What would happen if a deposit-taker were to default?
The maximum level of compensation available is £85,000 per banking group. For people who hold multiple accounts in banks that are part of a larger group, then the level available will depend on the authorisation basis. If each of the banks is separately authorised by the FCA then the limit of £85,000 would apply per person per authorised institution. If each of the banks is not separately authorised then only one limit of £85,000 would apply, irrespective of how many different subsidiaries a person held accounts with.
Take a look at our example below, this is based on the current protected limit:
- Denise has £110,000 deposited in a failed bank where the administrator could pay depositor creditors 60p in the £1
- She will get £85,000 from the FSCS in a reasonably short time after the bank was declared 'in default'
- Her full rights are assigned to the FSCS
- The FSCS will eventually get £66,000 from the administrator (60% of £110,000)
- Denise will then get part of her remaining loss at the recovery rate of 60% of the excess over the protected limit, i.e. 60% of £25,000 = £15,000
- So, Denise will receive payments totalling £100,000 from the FSCS
These cases would be dependent on eligibility factors, refer to the Investor Protection page.
Other UK compensation schemes
This is not intended to be an exhaustive list of compensation schemes, but to highlight the schemes that may apply to customers of Standard Life.
Financial Assistance Scheme
This is available to members of defined benefit (also known as final salary) schemes that started to wind up between 1 January 1997 and 5 April 2005, where the employer has become insolvent and the scheme is not able to pay out the full pension entitlement.
For further information please go to the Financial Assistance Scheme website
Pension Protection Fund
This is available to members of defined benefit schemes where the employer has become insolvent after 5 April 2005 and the scheme is not able to pay out the full pension entitlement.

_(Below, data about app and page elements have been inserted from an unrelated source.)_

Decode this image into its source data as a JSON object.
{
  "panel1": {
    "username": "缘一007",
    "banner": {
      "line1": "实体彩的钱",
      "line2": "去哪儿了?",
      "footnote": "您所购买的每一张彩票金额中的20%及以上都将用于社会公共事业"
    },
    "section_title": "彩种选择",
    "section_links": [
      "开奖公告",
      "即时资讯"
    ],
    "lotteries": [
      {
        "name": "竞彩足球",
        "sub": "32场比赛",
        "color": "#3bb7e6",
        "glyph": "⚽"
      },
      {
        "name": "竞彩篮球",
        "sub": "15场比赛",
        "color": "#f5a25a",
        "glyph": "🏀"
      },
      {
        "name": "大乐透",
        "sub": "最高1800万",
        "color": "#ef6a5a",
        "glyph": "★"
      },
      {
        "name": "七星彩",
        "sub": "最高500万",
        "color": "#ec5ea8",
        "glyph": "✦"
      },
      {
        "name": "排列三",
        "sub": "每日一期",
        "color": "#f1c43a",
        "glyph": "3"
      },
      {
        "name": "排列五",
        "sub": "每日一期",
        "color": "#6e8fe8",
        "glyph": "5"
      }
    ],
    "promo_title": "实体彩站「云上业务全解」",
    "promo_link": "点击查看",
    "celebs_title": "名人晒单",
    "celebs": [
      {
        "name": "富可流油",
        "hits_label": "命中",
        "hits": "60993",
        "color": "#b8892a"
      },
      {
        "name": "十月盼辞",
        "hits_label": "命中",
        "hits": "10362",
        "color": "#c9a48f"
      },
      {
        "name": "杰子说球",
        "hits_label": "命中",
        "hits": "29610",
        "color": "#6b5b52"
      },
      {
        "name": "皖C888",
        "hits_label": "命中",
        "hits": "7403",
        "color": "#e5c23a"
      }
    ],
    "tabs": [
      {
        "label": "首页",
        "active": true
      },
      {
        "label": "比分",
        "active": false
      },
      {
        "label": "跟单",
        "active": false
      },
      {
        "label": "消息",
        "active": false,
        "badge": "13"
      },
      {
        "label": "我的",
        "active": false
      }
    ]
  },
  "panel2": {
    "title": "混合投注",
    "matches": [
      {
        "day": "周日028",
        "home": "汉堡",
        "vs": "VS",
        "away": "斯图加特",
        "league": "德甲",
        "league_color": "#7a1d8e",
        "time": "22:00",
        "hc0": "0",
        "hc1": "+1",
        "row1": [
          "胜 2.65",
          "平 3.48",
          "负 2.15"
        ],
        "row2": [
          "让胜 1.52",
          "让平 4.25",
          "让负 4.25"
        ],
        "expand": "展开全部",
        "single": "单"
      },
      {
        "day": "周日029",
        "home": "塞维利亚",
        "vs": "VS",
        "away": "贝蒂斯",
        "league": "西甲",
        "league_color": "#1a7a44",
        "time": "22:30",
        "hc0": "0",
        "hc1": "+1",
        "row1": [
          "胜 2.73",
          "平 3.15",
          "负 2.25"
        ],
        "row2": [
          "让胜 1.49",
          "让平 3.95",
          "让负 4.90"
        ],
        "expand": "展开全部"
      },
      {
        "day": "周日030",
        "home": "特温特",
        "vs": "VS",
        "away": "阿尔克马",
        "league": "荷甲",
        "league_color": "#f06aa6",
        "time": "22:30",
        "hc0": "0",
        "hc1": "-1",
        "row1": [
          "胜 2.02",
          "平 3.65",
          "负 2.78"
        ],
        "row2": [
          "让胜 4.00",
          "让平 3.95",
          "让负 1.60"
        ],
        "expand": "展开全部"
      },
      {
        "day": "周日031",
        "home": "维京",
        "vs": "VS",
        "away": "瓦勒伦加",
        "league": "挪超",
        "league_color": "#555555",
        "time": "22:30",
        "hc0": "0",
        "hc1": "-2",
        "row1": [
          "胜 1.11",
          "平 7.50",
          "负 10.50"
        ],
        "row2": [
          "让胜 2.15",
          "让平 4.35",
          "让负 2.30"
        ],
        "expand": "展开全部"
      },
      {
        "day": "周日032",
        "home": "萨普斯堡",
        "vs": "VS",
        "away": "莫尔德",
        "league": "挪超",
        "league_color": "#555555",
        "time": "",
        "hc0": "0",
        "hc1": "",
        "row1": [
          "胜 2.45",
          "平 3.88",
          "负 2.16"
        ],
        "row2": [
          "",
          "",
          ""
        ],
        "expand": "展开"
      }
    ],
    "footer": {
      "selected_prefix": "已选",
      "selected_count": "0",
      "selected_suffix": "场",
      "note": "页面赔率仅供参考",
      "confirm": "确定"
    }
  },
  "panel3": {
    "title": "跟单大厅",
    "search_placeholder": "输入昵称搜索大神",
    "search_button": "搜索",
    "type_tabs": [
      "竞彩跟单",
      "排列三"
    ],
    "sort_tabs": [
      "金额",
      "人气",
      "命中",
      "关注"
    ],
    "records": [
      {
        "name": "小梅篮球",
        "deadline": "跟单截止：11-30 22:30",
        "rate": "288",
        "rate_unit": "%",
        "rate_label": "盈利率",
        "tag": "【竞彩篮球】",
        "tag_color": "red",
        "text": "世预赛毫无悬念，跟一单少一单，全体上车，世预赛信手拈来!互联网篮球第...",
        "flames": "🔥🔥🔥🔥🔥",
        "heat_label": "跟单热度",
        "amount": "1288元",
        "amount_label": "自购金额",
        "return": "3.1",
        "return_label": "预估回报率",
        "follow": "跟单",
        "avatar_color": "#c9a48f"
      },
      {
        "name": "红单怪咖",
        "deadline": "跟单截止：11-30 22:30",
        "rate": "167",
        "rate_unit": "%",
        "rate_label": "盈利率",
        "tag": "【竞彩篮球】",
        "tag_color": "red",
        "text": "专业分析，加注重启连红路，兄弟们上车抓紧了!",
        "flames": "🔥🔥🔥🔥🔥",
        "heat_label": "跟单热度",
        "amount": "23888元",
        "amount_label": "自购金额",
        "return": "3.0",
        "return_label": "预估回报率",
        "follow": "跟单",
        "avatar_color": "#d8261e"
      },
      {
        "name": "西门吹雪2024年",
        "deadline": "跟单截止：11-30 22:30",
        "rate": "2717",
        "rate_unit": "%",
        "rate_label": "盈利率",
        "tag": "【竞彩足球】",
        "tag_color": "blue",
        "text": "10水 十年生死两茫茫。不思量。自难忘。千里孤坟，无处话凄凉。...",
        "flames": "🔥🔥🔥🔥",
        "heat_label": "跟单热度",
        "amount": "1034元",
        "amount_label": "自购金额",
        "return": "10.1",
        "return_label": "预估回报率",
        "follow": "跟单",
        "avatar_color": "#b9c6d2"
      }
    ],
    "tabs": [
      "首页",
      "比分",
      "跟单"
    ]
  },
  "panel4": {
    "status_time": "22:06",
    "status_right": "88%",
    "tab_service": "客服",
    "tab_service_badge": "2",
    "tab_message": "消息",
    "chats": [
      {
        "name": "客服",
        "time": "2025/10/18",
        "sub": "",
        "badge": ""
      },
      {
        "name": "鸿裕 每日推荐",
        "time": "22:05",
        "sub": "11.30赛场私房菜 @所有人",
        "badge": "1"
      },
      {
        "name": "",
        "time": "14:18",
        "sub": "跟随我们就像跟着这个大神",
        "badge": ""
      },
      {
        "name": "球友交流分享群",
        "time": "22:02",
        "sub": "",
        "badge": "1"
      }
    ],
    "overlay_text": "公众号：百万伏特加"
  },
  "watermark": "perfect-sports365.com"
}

For further information please go to the Pension Protection Fund website
Overseas compensation schemes
This is not intended to be an exhaustive list of overseas compensation schemes, but to highlight the schemes that may apply to customers of Standard Life. If a deposit account is based offshore then there is no compensation available from the FSCS - policyholders may need to look at a local scheme to see whether there is any protection available to them.
Deposit accounts held with Irish banks and building societies may be covered by the Irish government’s guarantee.
For further information please go to the Central Bank of Ireland website
Jersey has a Depositors Compensation Scheme which provides protection per person, per Jersey banking group.
For further information please go to the States of Jersey website
Guernsey has a Depositors Compensation Scheme which provides protection per person, per licensed bank.
For further information please go to the Guernsey Banking Deposit Compensation Scheme website
Isle of Man
The Isle of Man has a Depositors Compensation Scheme which provides protection per person, per licensed deposit taker.
For further information please go to the Isle of Man Financial Supervision Commission website